MRI takes a "snapshot" of any little layers of your brain that the doctor wants to see. It also "photographs" the spinal cord, but not nearly so successfully, because of technical limitations. As a medical test, it's easy for the patient: There's no fasting, no undressing, no pain (except for the injection of dye), and no unpleasantness if you're not claustrophobic. Yes, it's noisy, but in a monotonous way that might make you sleepy. I've had two MRIs done in the past 9 years. Each time I couldn't have been treated better. Although there was very little human contact or conversation during my visits, I was convinced that my wellbeing and comfort were as important to the technicians as my exact placement within the machine.
After the MRI, the discomfort can begin.
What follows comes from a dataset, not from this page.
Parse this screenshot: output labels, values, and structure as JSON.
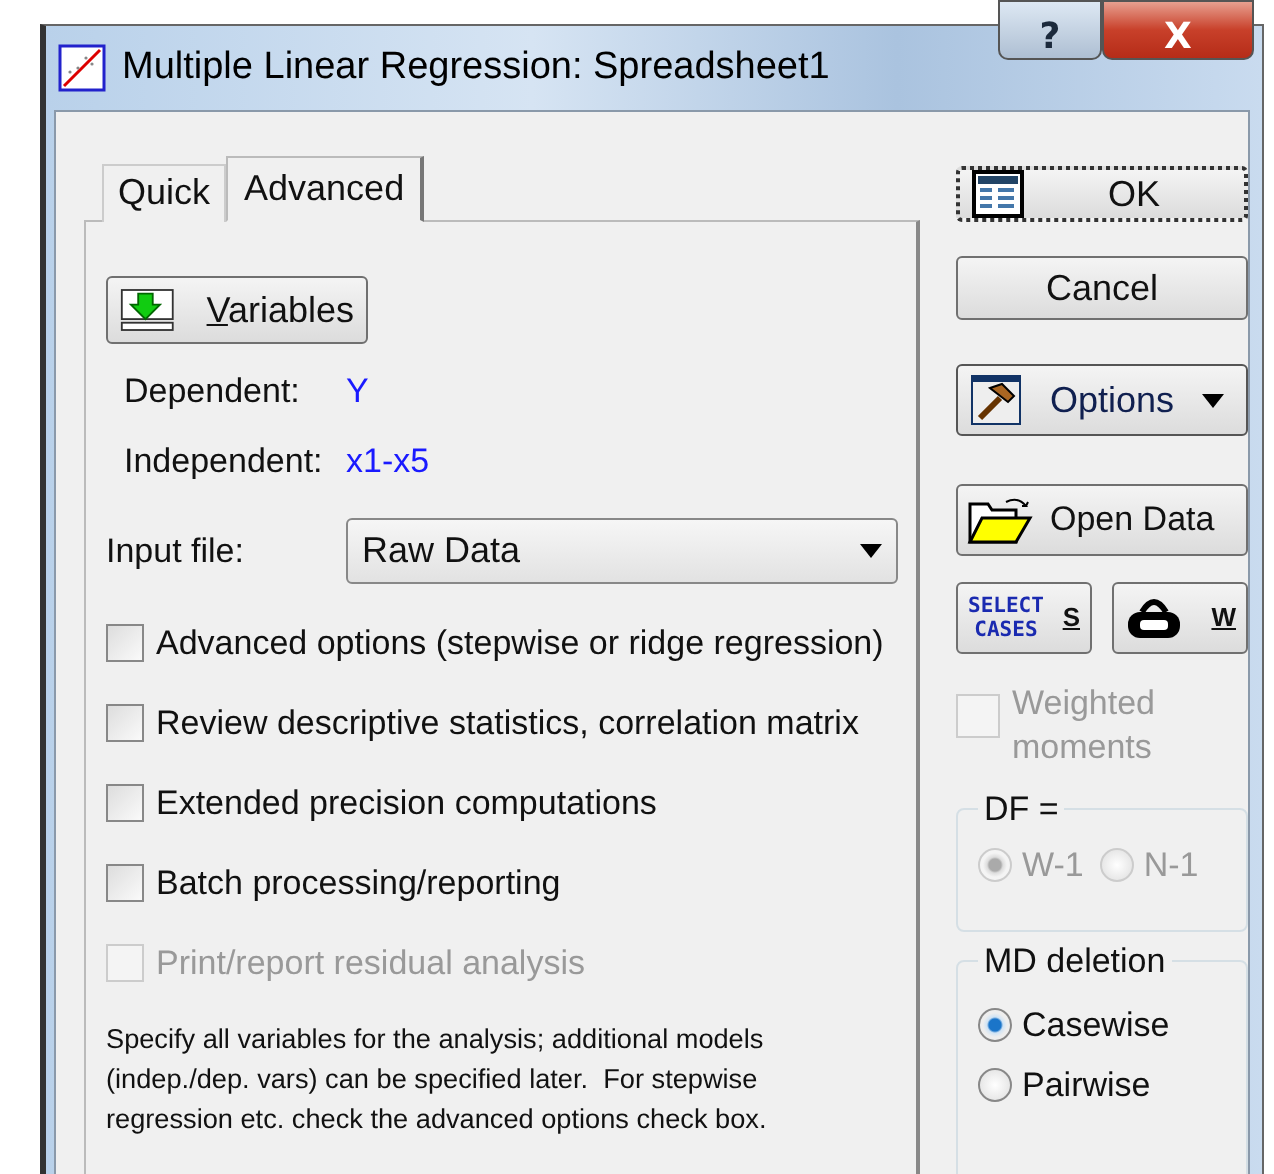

This isn't physical unease; it's the wait, not to mention hearing (and perhaps seeing) results that you can't really comprehend.
Imaging is an extremely specialized, evolving science with its own vocabulary. Because it picks up abnormalities, it's not particularly reassuring. That's in part because brains change with age, not just with disease. So, as you spend time with MS-lots of time, because MS goes on for decades-the MRI changes produced by MS appear on a backdrop of normal brain atrophy and increasing irregularities.
If MRI is being used to diagnose your MS, it may convince your doctor and you that you really do have MS and that you should be receiving drug treatment. MRI also convinces insurance companies. In this case, while it may be horrifying to think that there are "holes in my brain," MRI serves a constructive purpose for the patient. Because MS usually progresses fairly slowly, ideally there will be time to adjust and to accept while concurrently receiving the benefit of information and medication.
If your MRI takes place midstream in your course of MS, it can be a familiar but somewhat ominous process. How can you feel good about even one "spot" on your slightly shrunken brain? Suppose the spot has grown larger than it was before, whenever "before" was? Suppose you have six new spots in six new places? How worrisome is all this?
Even experts on MS don't clearly understand what MRI scans represent for the individual patient. Scans have been particularly useful in clinical trials. They demonstrate brain changes over time in large groups of patients who are taking medications or placebos. Their use in these situations has been standardized and quantified to provide very exact comparative measurements for purposes of the trials. OK, but how does this apply if you're not a research participant?
Don't Feel Doomed
MRI applies only indirectly. You may benefit eventually from new research, but that's a slow process. More likely, your neurologist may use MRI to assess whether your treatment is helping you adequately. Accordingly, your neurologist may be motivated in part by your MRI to make changes in your treatment. But it's the clinical picture-how you function when examined (your eyes, strength, balance, and so on)-that speaks 1,000 words. As Randall Schapiro, MD, has publicly said, "You have to treat the person, not the MRI."
MS is a mysterious disease of frustrations and paradoxes. There are many blank spaces left in science's understanding of this disease. That's where hope may reside.
MRI doesn't tell your fortune. Lesions change over time, sometimes for
the better. Even when the actual nerve, not just its coating, has been
damaged, brains can learn new tricks and so can you. Don't feel doomed
by your MRI. It's simply a picture of how your brain was on one particular
day. It might not be any more lastingly important than wearing mismatched
socks for a formal portrait.
© 2002 Real Living with Multiple Sclerosis